[Start of section]

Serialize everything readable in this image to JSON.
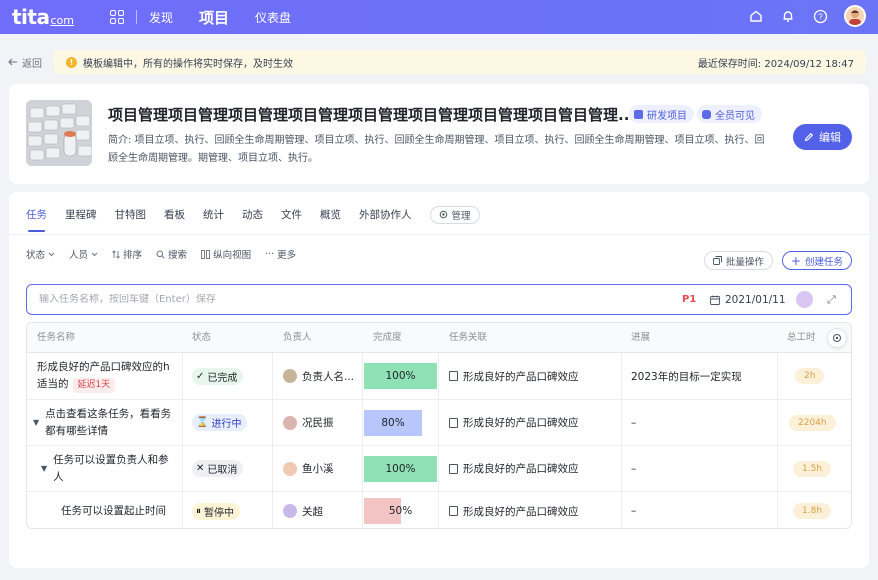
{
  "nav": {
    "brand": "tita",
    "brand_domain": "com",
    "items": [
      {
        "label": "发现",
        "active": false
      },
      {
        "label": "项目",
        "active": true
      },
      {
        "label": "仪表盘",
        "active": false
      }
    ]
  },
  "back_label": "返回",
  "notice": {
    "message": "模板编辑中，所有的操作将实时保存，及时生效",
    "saved": "最近保存时间: 2024/09/12 18:47"
  },
  "project": {
    "title": "项目管理项目管理项目管理项目管理项目管理项目管理项目管理项目管目管理...",
    "tags": [
      "研发项目",
      "全员可见"
    ],
    "description": "简介: 项目立项、执行、回顾全生命周期管理、项目立项、执行、回顾全生命周期管理、项目立项、执行、回顾全生命周期管理、项目立项、执行、回顾全生命周期管理。期管理、项目立项、执行。",
    "edit_label": "编辑"
  },
  "tabs": [
    "任务",
    "里程碑",
    "甘特图",
    "看板",
    "统计",
    "动态",
    "文件",
    "概览",
    "外部协作人"
  ],
  "active_tab": "任务",
  "manage_label": "管理",
  "toolbar": {
    "filters": [
      "状态",
      "人员",
      "排序",
      "搜索",
      "纵向视图",
      "更多"
    ],
    "batch_label": "批量操作",
    "create_label": "创建任务"
  },
  "quick_add": {
    "placeholder": "输入任务名称，按回车键（Enter）保存",
    "priority": "P1",
    "date": "2021/01/11"
  },
  "columns": [
    "任务名称",
    "状态",
    "负责人",
    "完成度",
    "任务关联",
    "进展",
    "总工时"
  ],
  "colors": {
    "accent": "#5361e8",
    "done": "#8fe0b4",
    "progress_blue": "#b7c6fb",
    "progress_low": "#f2c4c4"
  },
  "rows": [
    {
      "name": "形成良好的产品口碑效应的h适当的",
      "delay": "延迟1天",
      "status": "已完成",
      "status_type": "done",
      "owner": "负责人名...",
      "progress": 100,
      "progress_label": "100%",
      "relation": "形成良好的产品口碑效应",
      "note": "2023年的目标一定实现",
      "hours": "2h",
      "indent": 0,
      "expandable": false
    },
    {
      "name": "点击查看这条任务，看看务都有哪些详情",
      "delay": "",
      "status": "进行中",
      "status_type": "prog",
      "owner": "况民振",
      "progress": 80,
      "progress_label": "80%",
      "relation": "形成良好的产品口碑效应",
      "note": "–",
      "hours": "2204h",
      "indent": 0,
      "expandable": true
    },
    {
      "name": "任务可以设置负责人和参人",
      "delay": "",
      "status": "已取消",
      "status_type": "cancel",
      "owner": "鱼小溪",
      "progress": 100,
      "progress_label": "100%",
      "relation": "形成良好的产品口碑效应",
      "note": "–",
      "hours": "1.5h",
      "indent": 1,
      "expandable": true
    },
    {
      "name": "任务可以设置起止时间",
      "delay": "",
      "status": "暂停中",
      "status_type": "pause",
      "owner": "关超",
      "progress": 50,
      "progress_label": "50%",
      "relation": "形成良好的产品口碑效应",
      "note": "–",
      "hours": "1.8h",
      "indent": 2,
      "expandable": false
    }
  ]
}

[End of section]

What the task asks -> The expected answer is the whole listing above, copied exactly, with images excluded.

Reply ->
Serialize everything readable in this image to JSON.
{
  "nav": {
    "brand": "tita",
    "brand_domain": "com",
    "items": [
      {
        "label": "发现",
        "active": false
      },
      {
        "label": "项目",
        "active": true
      },
      {
        "label": "仪表盘",
        "active": false
      }
    ]
  },
  "back_label": "返回",
  "notice": {
    "message": "模板编辑中，所有的操作将实时保存，及时生效",
    "saved": "最近保存时间: 2024/09/12 18:47"
  },
  "project": {
    "title": "项目管理项目管理项目管理项目管理项目管理项目管理项目管理项目管目管理...",
    "tags": [
      "研发项目",
      "全员可见"
    ],
    "description": "简介: 项目立项、执行、回顾全生命周期管理、项目立项、执行、回顾全生命周期管理、项目立项、执行、回顾全生命周期管理、项目立项、执行、回顾全生命周期管理。期管理、项目立项、执行。",
    "edit_label": "编辑"
  },
  "tabs": [
    "任务",
    "里程碑",
    "甘特图",
    "看板",
    "统计",
    "动态",
    "文件",
    "概览",
    "外部协作人"
  ],
  "active_tab": "任务",
  "manage_label": "管理",
  "toolbar": {
    "filters": [
      "状态",
      "人员",
      "排序",
      "搜索",
      "纵向视图",
      "更多"
    ],
    "batch_label": "批量操作",
    "create_label": "创建任务"
  },
  "quick_add": {
    "placeholder": "输入任务名称，按回车键（Enter）保存",
    "priority": "P1",
    "date": "2021/01/11"
  },
  "columns": [
    "任务名称",
    "状态",
    "负责人",
    "完成度",
    "任务关联",
    "进展",
    "总工时"
  ],
  "colors": {
    "accent": "#5361e8",
    "done": "#8fe0b4",
    "progress_blue": "#b7c6fb",
    "progress_low": "#f2c4c4"
  },
  "rows": [
    {
      "name": "形成良好的产品口碑效应的h适当的",
      "delay": "延迟1天",
      "status": "已完成",
      "status_type": "done",
      "owner": "负责人名...",
      "progress": 100,
      "progress_label": "100%",
      "relation": "形成良好的产品口碑效应",
      "note": "2023年的目标一定实现",
      "hours": "2h",
      "indent": 0,
      "expandable": false
    },
    {
      "name": "点击查看这条任务，看看务都有哪些详情",
      "delay": "",
      "status": "进行中",
      "status_type": "prog",
      "owner": "况民振",
      "progress": 80,
      "progress_label": "80%",
      "relation": "形成良好的产品口碑效应",
      "note": "–",
      "hours": "2204h",
      "indent": 0,
      "expandable": true
    },
    {
      "name": "任务可以设置负责人和参人",
      "delay": "",
      "status": "已取消",
      "status_type": "cancel",
      "owner": "鱼小溪",
      "progress": 100,
      "progress_label": "100%",
      "relation": "形成良好的产品口碑效应",
      "note": "–",
      "hours": "1.5h",
      "indent": 1,
      "expandable": true
    },
    {
      "name": "任务可以设置起止时间",
      "delay": "",
      "status": "暂停中",
      "status_type": "pause",
      "owner": "关超",
      "progress": 50,
      "progress_label": "50%",
      "relation": "形成良好的产品口碑效应",
      "note": "–",
      "hours": "1.8h",
      "indent": 2,
      "expandable": false
    }
  ]
}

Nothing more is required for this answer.